February is here, the 2022 Beijing Winter Olympic torch is just about lit, and we could not be more stoked to have officially made it through the first month of the year. This week, we’ve seen Spotify start to lose artists in protest of Joe Rogan’s Spotify Exclusive podcast, a Tennessee school district ban “Maus,” a Pulitzer Prize-winning book about the Holocaust written by the son of a Holocaust survivor, and Wordle being bought by the New York Times.
Also, “The Daily” discusses what the Democrats have tried to do about inflation, “Keyshawn, JWill & Max” discuss Brian Flores’ class-action lawsuit against the NFL, and “Today, Explained” talks about the death of the expanded child tax credit.
Here all about these headlines from the podcasts below:
Inflation has risen 7% in past year, the fastest rise in over four decades. While the pandemic Biden inherited has greatly affected the U.S. economy, how much have the Democrats’ own policies contributed to inflation? What is being done to stop it? And with midterm elections coming up, how are Republicans and Democrats using this for leverage? This episode of “The Daily” goes in depth with New York Times economic and business reporter, Ben Casselman.
The highest paid podcast host in the world is causing some big problems for his Spotify exclusive podcast. Joe Rogan’s podcast, “The Joe Rogan Experience” not only has a massive following but has come under hot water now and then for his interviews with fringe figures of culture, science, business, and politics. During the pandemic, his anti-vaccination views have been gaining lots of attention, and artists like Neil Young and Joni Mitchell have removed their music from Spotify’s platform in protest.
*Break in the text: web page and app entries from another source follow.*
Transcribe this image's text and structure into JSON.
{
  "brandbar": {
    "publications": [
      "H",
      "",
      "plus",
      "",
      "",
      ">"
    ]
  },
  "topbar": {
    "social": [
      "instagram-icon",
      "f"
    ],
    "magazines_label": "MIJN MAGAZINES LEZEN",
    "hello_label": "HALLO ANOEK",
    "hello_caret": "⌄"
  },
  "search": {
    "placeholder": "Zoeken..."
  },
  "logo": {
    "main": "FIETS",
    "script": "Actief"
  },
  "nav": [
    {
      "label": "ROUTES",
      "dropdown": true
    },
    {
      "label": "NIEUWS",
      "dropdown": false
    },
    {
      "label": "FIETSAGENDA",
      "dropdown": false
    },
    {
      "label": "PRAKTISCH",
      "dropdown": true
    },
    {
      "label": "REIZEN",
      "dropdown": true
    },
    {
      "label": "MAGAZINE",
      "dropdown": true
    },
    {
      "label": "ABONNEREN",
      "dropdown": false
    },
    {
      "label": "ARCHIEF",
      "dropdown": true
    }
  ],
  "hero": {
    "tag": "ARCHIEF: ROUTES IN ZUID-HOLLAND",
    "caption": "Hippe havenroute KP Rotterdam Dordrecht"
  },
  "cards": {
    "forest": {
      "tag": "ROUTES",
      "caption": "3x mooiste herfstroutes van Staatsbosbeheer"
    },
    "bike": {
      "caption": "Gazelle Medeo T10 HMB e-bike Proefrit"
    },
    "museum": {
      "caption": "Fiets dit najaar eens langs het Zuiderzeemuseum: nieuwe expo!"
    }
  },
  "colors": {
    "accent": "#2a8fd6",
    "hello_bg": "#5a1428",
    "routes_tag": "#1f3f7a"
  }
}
Hear more about Spotify’s problem and what might happen because of it on this episode of “Recode Daily.”
What A Day
In recent months, some school districts have began banning books from being taught in schools. Most recently, a Tennessee school district banned the Pulitzer Prize-winning graphic novel about the Holocaust from the son of a Holocaust survivor, “Maus.” While the school board states that they banned it because of an illustration of a nude woman and a few instances of profanity, it comes in the wake of school districts banning teachings of Critical Race Theory and books like “The 1619 Project” and Toni Morrison’s “Beloved.” “What A Day” is joined by journalist and activist George M. Johnson to discuss the issue through their book, “All Boys Aren’t Blue,” which was targeted for removal in 14 states.
Also in this episode, a Georgia judge rejected plea deals for Gregory and Travis McMichael, the FDA granted full approval of Moderna’s COVID-19 vaccine, and The New York Times acquired Wordle from its creator.
Keyshawn, JWill & Max
Last month, the Miami Dolphins fired head coach Brian Flores despite still having two years left in his contract. In his three seasons in Miami, he finished with a 24-25 record. On February 1st, Flores filed a class-action lawsuit again the NFL and the Dolphins, Denver Broncos, and New York Giants organizations for racial discrimination. It came after the New York Giants decided to hire Brian Daboll as head coach before Flores had even interviewed. The NFL’s Rooney Rule is under scrutiny, as it only states that NFL teams must interview ethnic-minority candidates for head coaching and senior positions. But, with Flores no longer in Miami, Mike Tomlin is the only Black head coach out of 32 NFL franchises, so the Rooney Rule obviously makes very little change in hiring practices.
This episode of “Keyshawn, JWill & Max” goes more in depth about the NFL’s hiring practices, what this may mean for Flores’ future, and what it says about racism in the NFL.
The U.S. government let the expanded child tax credit expire after less than a year. As a part of the American Rescue Plan passed back in March 2021, the expanded credit increased the original benefit from $2,000 per child per year, to $3,600 per child 5 or younger and $3,000 for kids ages 6 to 17.
Despite researchers producing a study saying that this expansion not only cut child poverty by 30%, cut food insufficiency by 25%, and gave millions of dollars to millions of children whose families didn’t qualify before (because those families made too little money), the government let the expanded bill die. “Today, Explained” goes deeper as researchers also said that letting the credit stay expanded might help improve brain development in kids.